MATERIALS PROVIDED:

-----

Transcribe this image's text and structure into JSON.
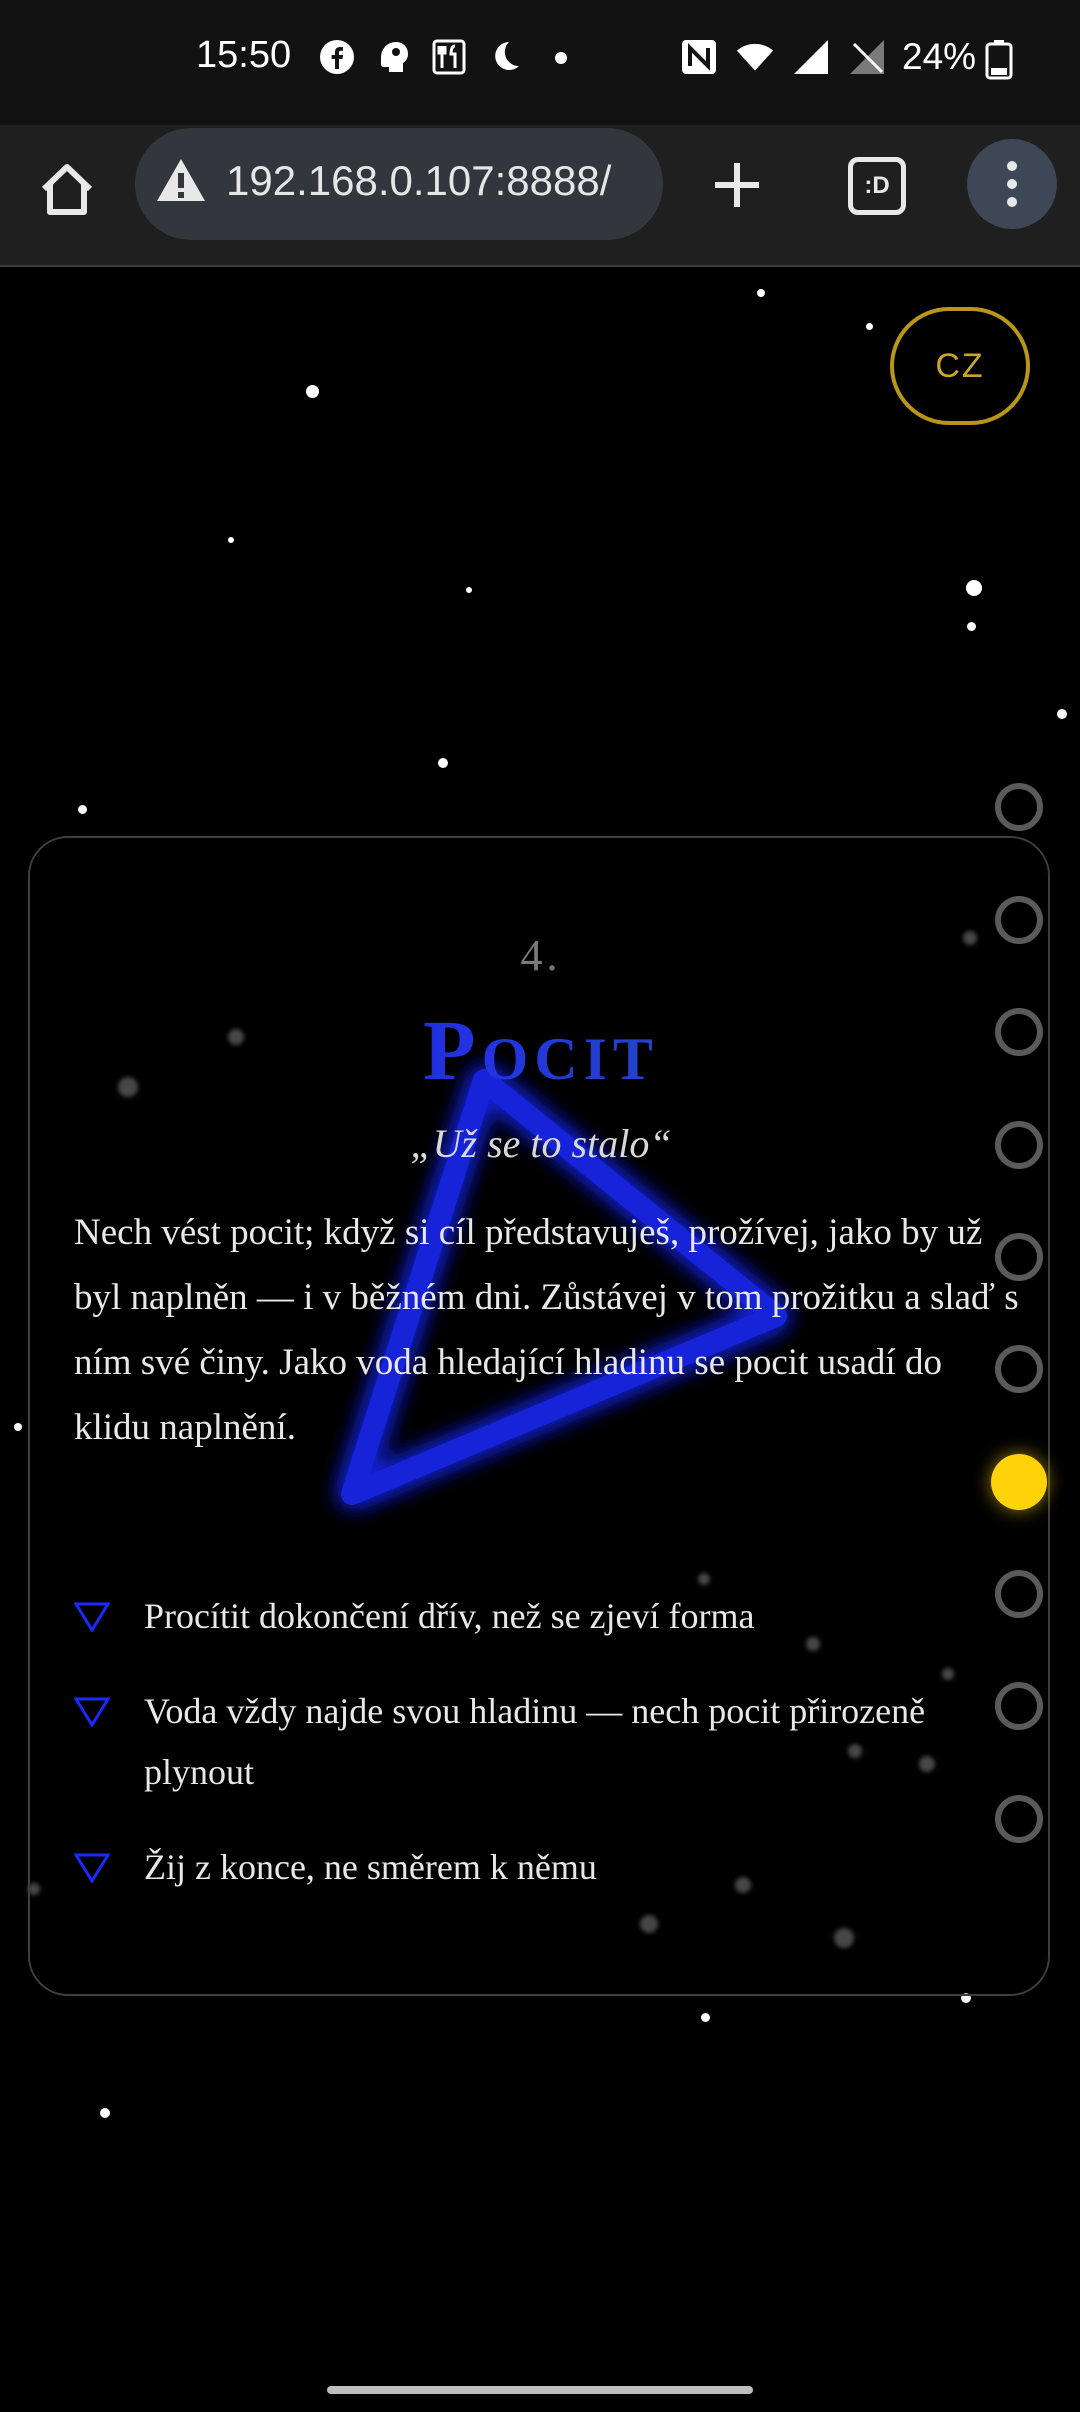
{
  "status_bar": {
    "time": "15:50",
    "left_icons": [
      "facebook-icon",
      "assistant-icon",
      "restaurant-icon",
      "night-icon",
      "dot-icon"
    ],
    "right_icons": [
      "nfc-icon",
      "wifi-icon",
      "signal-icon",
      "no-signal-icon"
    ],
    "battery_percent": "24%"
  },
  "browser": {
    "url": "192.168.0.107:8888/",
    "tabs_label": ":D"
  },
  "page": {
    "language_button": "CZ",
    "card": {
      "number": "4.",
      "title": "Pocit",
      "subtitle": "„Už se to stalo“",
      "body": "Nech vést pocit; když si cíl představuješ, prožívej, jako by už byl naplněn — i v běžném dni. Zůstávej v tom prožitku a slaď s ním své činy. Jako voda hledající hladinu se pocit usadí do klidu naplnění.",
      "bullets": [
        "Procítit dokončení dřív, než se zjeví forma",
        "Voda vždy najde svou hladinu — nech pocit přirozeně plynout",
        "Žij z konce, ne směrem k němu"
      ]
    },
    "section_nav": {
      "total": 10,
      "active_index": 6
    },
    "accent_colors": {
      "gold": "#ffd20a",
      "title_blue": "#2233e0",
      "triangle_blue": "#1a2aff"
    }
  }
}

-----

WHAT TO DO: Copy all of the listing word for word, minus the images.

FINISHED TASK:
Transcribe this image's text and structure into JSON.
{
  "status_bar": {
    "time": "15:50",
    "left_icons": [
      "facebook-icon",
      "assistant-icon",
      "restaurant-icon",
      "night-icon",
      "dot-icon"
    ],
    "right_icons": [
      "nfc-icon",
      "wifi-icon",
      "signal-icon",
      "no-signal-icon"
    ],
    "battery_percent": "24%"
  },
  "browser": {
    "url": "192.168.0.107:8888/",
    "tabs_label": ":D"
  },
  "page": {
    "language_button": "CZ",
    "card": {
      "number": "4.",
      "title": "Pocit",
      "subtitle": "„Už se to stalo“",
      "body": "Nech vést pocit; když si cíl představuješ, prožívej, jako by už byl naplněn — i v běžném dni. Zůstávej v tom prožitku a slaď s ním své činy. Jako voda hledající hladinu se pocit usadí do klidu naplnění.",
      "bullets": [
        "Procítit dokončení dřív, než se zjeví forma",
        "Voda vždy najde svou hladinu — nech pocit přirozeně plynout",
        "Žij z konce, ne směrem k němu"
      ]
    },
    "section_nav": {
      "total": 10,
      "active_index": 6
    },
    "accent_colors": {
      "gold": "#ffd20a",
      "title_blue": "#2233e0",
      "triangle_blue": "#1a2aff"
    }
  }
}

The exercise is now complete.